Not to pick on Brodzinski and company, but this wasn’t a murderer’s row of wingers, to say the least.

The 26-year-old Brodzinski — armed with a lethal shot, but perhaps not much else — had potted just six goals over parts of three seasons in Los Angeles. Gambrell, Chmelevski, Alexander True, Ivan Chekhovich, Joachim Blichfeld, Antti Suomela, Danil Yurtaykin and Lean Bergmann, while all promising prospects, weren’t exactly blue-chippers.

Yet, San Jose gambled on the questionable upside of this cadre of wingers over Marleau.

This was a telling statement on how the organization viewed Marleau’s upside, despite his 551 career goals.

Now a 0-4 start to the season later — and with Brodzinski waived, Gambrell and Yurtaykin and Bergmann not yet able to provide consistent NHL minutes, Marcus Sorensen injured and all other comers assigned to the AHL — Wilson has turned back the clock, inking Marleau to a one-year, veteran’s minimum contract.

But what does the Sharks legend have left in the tank?

According to four NHL scouts, not a lot — but enough to still be useful to Peter DeBoer.

“Do believe he’s an upgrade,” Scout #1 said. “Think they need his voice and leadership with Pavelski in Dallas.”

But an upgrade on what? Marleau clearly isn’t an upper-echeleon winger anymore.

“Character depth guy. Like [Corey] Perry,” offered Scout #2.

“He has a solid bottom-six game. He works hard. Skating isn’t nearly the same, but still smart and strong on his stick,” Scout #3 asserted. “He can still play.”

To this scout’s points, Marleau should be able to give DeBoer solid work in all three zones.

Here are examples from last year of Marleau’s still-present strength and smarts.

As Morgan Rielly (44) breaks out, Marleau (12) sets a subtle stick pick on Marcus Johansson (90). This buys Rielly an extra split-second for a zone exit pass.

Off the draw, Marleau is able to beat David Pastrnak (88) to the loose puck, helping the Leafs win the faceoff.

These are small one-on-one battles that Sharks youngsters have lost with regularity so far this season.

However, as Scout #3 noted, Marleau’s skating will be a shadow of what San Jose fans remember.
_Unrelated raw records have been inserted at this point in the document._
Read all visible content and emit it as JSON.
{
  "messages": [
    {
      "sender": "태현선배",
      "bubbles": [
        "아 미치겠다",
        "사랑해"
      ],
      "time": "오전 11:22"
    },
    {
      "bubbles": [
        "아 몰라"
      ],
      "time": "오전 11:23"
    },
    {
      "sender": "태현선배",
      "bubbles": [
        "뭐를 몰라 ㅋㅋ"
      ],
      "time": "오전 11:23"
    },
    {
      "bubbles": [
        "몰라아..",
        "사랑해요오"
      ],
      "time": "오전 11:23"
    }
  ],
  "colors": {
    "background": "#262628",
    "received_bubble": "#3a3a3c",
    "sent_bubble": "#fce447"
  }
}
Marleau simply couldn’t get to his spots as much last season, suffering decade-low shot attempts and shots at 5-on-5 rates last year:

“It was tougher for him to get to spots to shoot,” agreed the scout. “He was then pushed further down in lines.”
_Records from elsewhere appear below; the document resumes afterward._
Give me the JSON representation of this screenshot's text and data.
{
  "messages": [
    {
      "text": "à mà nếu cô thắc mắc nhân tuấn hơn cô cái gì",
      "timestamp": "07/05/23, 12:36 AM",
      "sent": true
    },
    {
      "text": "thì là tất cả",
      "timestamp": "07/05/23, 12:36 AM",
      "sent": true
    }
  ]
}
But this scout added, “He still has good hands and can shoot when he gets to his spots. He can play PP2 for San Jose.”

Marleau might prove to be an okay high slot or net-front presence on the Sharks’ man advantage. While he’s no Pavelski, Marleau tied for fifth in the league over the last two years with 11 goals from tips — tied, actually, with Pavelski.

However, Scout #2 wasn’t so sure that Marleau could still pull regular third-line and secondary power play duties.

“Some nights, he can. Back-to-backs will be tough,” the scout said of the 40-year-old. “If he scores eight goals this year, you’re happy.”

Scout #4 emphasized the big picture, “That’s not what they need.”

Beggars can’t be choosers though. While Marleau isn’t an impact winger anymore, he could still have a positive effect on a shallow San Jose forward group.

(Stats as of 10/10/19, courtesy of Evolving-Hockey, Hockey Reference, HockeyViz, MoneyPuck, Natural Stat Trick and NHL.com.)